Directions for this task: The records should be repeated word for word, pictures excluded.

Listed entries:
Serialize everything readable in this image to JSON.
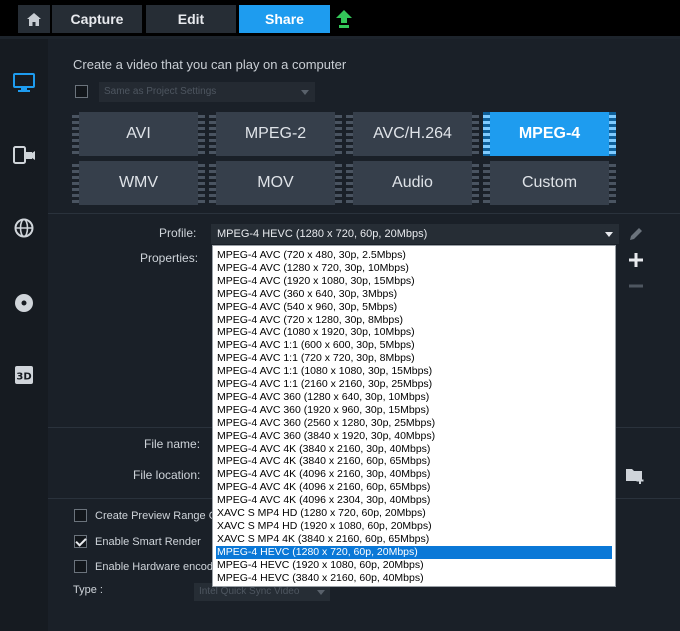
{
  "topbar": {
    "home_icon": "home-icon",
    "tabs": [
      {
        "label": "Capture"
      },
      {
        "label": "Edit"
      },
      {
        "label": "Share",
        "active": true
      }
    ],
    "upload_icon": "upload-arrow-icon",
    "accent": "#1e9cef",
    "upload_color": "#34c759"
  },
  "sidebar": {
    "items": [
      {
        "icon": "monitor-icon",
        "active": true
      },
      {
        "icon": "device-icon"
      },
      {
        "icon": "globe-icon"
      },
      {
        "icon": "disc-icon"
      },
      {
        "icon": "3d-icon",
        "label": "3D"
      }
    ]
  },
  "main": {
    "headline": "Create a video that you can play on a computer",
    "same_as_project": {
      "checked": false,
      "label": "Same as Project Settings"
    },
    "formats": [
      {
        "label": "AVI"
      },
      {
        "label": "MPEG-2"
      },
      {
        "label": "AVC/H.264"
      },
      {
        "label": "MPEG-4",
        "selected": true
      },
      {
        "label": "WMV"
      },
      {
        "label": "MOV"
      },
      {
        "label": "Audio"
      },
      {
        "label": "Custom"
      }
    ],
    "profile_label": "Profile:",
    "profile_value": "MPEG-4 HEVC (1280 x 720, 60p, 20Mbps)",
    "properties_label": "Properties:",
    "file_name_label": "File name:",
    "file_location_label": "File location:",
    "options": {
      "preview_range": {
        "label": "Create Preview Range Onl",
        "checked": false
      },
      "smart_render": {
        "label": "Enable Smart Render",
        "checked": true
      },
      "hardware_encode": {
        "label": "Enable Hardware encode",
        "checked": false
      }
    },
    "type_label": "Type :",
    "type_value": "Intel Quick Sync Video"
  },
  "dropdown": {
    "items": [
      "MPEG-4 AVC (720 x 480, 30p, 2.5Mbps)",
      "MPEG-4 AVC (1280 x 720, 30p, 10Mbps)",
      "MPEG-4 AVC (1920 x 1080, 30p, 15Mbps)",
      "MPEG-4 AVC (360 x 640, 30p, 3Mbps)",
      "MPEG-4 AVC (540 x 960, 30p, 5Mbps)",
      "MPEG-4 AVC (720 x 1280, 30p, 8Mbps)",
      "MPEG-4 AVC (1080 x 1920, 30p, 10Mbps)",
      "MPEG-4 AVC 1:1 (600 x 600, 30p, 5Mbps)",
      "MPEG-4 AVC 1:1 (720 x 720, 30p, 8Mbps)",
      "MPEG-4 AVC 1:1 (1080 x 1080, 30p, 15Mbps)",
      "MPEG-4 AVC 1:1 (2160 x 2160, 30p, 25Mbps)",
      "MPEG-4 AVC 360 (1280 x 640, 30p, 10Mbps)",
      "MPEG-4 AVC 360 (1920 x 960, 30p, 15Mbps)",
      "MPEG-4 AVC 360 (2560 x 1280, 30p, 25Mbps)",
      "MPEG-4 AVC 360 (3840 x 1920, 30p, 40Mbps)",
      "MPEG-4 AVC 4K (3840 x 2160, 30p, 40Mbps)",
      "MPEG-4 AVC 4K (3840 x 2160, 60p, 65Mbps)",
      "MPEG-4 AVC 4K (4096 x 2160, 30p, 40Mbps)",
      "MPEG-4 AVC 4K (4096 x 2160, 60p, 65Mbps)",
      "MPEG-4 AVC 4K (4096 x 2304, 30p, 40Mbps)",
      "XAVC S MP4 HD (1280 x 720, 60p, 20Mbps)",
      "XAVC S MP4 HD (1920 x 1080, 60p, 20Mbps)",
      "XAVC S MP4 4K (3840 x 2160, 60p, 65Mbps)",
      "MPEG-4 HEVC (1280 x 720, 60p, 20Mbps)",
      "MPEG-4 HEVC (1920 x 1080, 60p, 20Mbps)",
      "MPEG-4 HEVC (3840 x 2160, 60p, 40Mbps)"
    ],
    "selected_index": 23
  },
  "tools": [
    "edit-pencil-icon",
    "add-icon",
    "remove-icon",
    "folder-add-icon"
  ]
}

Solution for this problem:
Serialize everything readable in this image to JSON.
{
  "topbar": {
    "home_icon": "home-icon",
    "tabs": [
      {
        "label": "Capture"
      },
      {
        "label": "Edit"
      },
      {
        "label": "Share",
        "active": true
      }
    ],
    "upload_icon": "upload-arrow-icon",
    "accent": "#1e9cef",
    "upload_color": "#34c759"
  },
  "sidebar": {
    "items": [
      {
        "icon": "monitor-icon",
        "active": true
      },
      {
        "icon": "device-icon"
      },
      {
        "icon": "globe-icon"
      },
      {
        "icon": "disc-icon"
      },
      {
        "icon": "3d-icon",
        "label": "3D"
      }
    ]
  },
  "main": {
    "headline": "Create a video that you can play on a computer",
    "same_as_project": {
      "checked": false,
      "label": "Same as Project Settings"
    },
    "formats": [
      {
        "label": "AVI"
      },
      {
        "label": "MPEG-2"
      },
      {
        "label": "AVC/H.264"
      },
      {
        "label": "MPEG-4",
        "selected": true
      },
      {
        "label": "WMV"
      },
      {
        "label": "MOV"
      },
      {
        "label": "Audio"
      },
      {
        "label": "Custom"
      }
    ],
    "profile_label": "Profile:",
    "profile_value": "MPEG-4 HEVC (1280 x 720, 60p, 20Mbps)",
    "properties_label": "Properties:",
    "file_name_label": "File name:",
    "file_location_label": "File location:",
    "options": {
      "preview_range": {
        "label": "Create Preview Range Onl",
        "checked": false
      },
      "smart_render": {
        "label": "Enable Smart Render",
        "checked": true
      },
      "hardware_encode": {
        "label": "Enable Hardware encode",
        "checked": false
      }
    },
    "type_label": "Type :",
    "type_value": "Intel Quick Sync Video"
  },
  "dropdown": {
    "items": [
      "MPEG-4 AVC (720 x 480, 30p, 2.5Mbps)",
      "MPEG-4 AVC (1280 x 720, 30p, 10Mbps)",
      "MPEG-4 AVC (1920 x 1080, 30p, 15Mbps)",
      "MPEG-4 AVC (360 x 640, 30p, 3Mbps)",
      "MPEG-4 AVC (540 x 960, 30p, 5Mbps)",
      "MPEG-4 AVC (720 x 1280, 30p, 8Mbps)",
      "MPEG-4 AVC (1080 x 1920, 30p, 10Mbps)",
      "MPEG-4 AVC 1:1 (600 x 600, 30p, 5Mbps)",
      "MPEG-4 AVC 1:1 (720 x 720, 30p, 8Mbps)",
      "MPEG-4 AVC 1:1 (1080 x 1080, 30p, 15Mbps)",
      "MPEG-4 AVC 1:1 (2160 x 2160, 30p, 25Mbps)",
      "MPEG-4 AVC 360 (1280 x 640, 30p, 10Mbps)",
      "MPEG-4 AVC 360 (1920 x 960, 30p, 15Mbps)",
      "MPEG-4 AVC 360 (2560 x 1280, 30p, 25Mbps)",
      "MPEG-4 AVC 360 (3840 x 1920, 30p, 40Mbps)",
      "MPEG-4 AVC 4K (3840 x 2160, 30p, 40Mbps)",
      "MPEG-4 AVC 4K (3840 x 2160, 60p, 65Mbps)",
      "MPEG-4 AVC 4K (4096 x 2160, 30p, 40Mbps)",
      "MPEG-4 AVC 4K (4096 x 2160, 60p, 65Mbps)",
      "MPEG-4 AVC 4K (4096 x 2304, 30p, 40Mbps)",
      "XAVC S MP4 HD (1280 x 720, 60p, 20Mbps)",
      "XAVC S MP4 HD (1920 x 1080, 60p, 20Mbps)",
      "XAVC S MP4 4K (3840 x 2160, 60p, 65Mbps)",
      "MPEG-4 HEVC (1280 x 720, 60p, 20Mbps)",
      "MPEG-4 HEVC (1920 x 1080, 60p, 20Mbps)",
      "MPEG-4 HEVC (3840 x 2160, 60p, 40Mbps)"
    ],
    "selected_index": 23
  },
  "tools": [
    "edit-pencil-icon",
    "add-icon",
    "remove-icon",
    "folder-add-icon"
  ]
}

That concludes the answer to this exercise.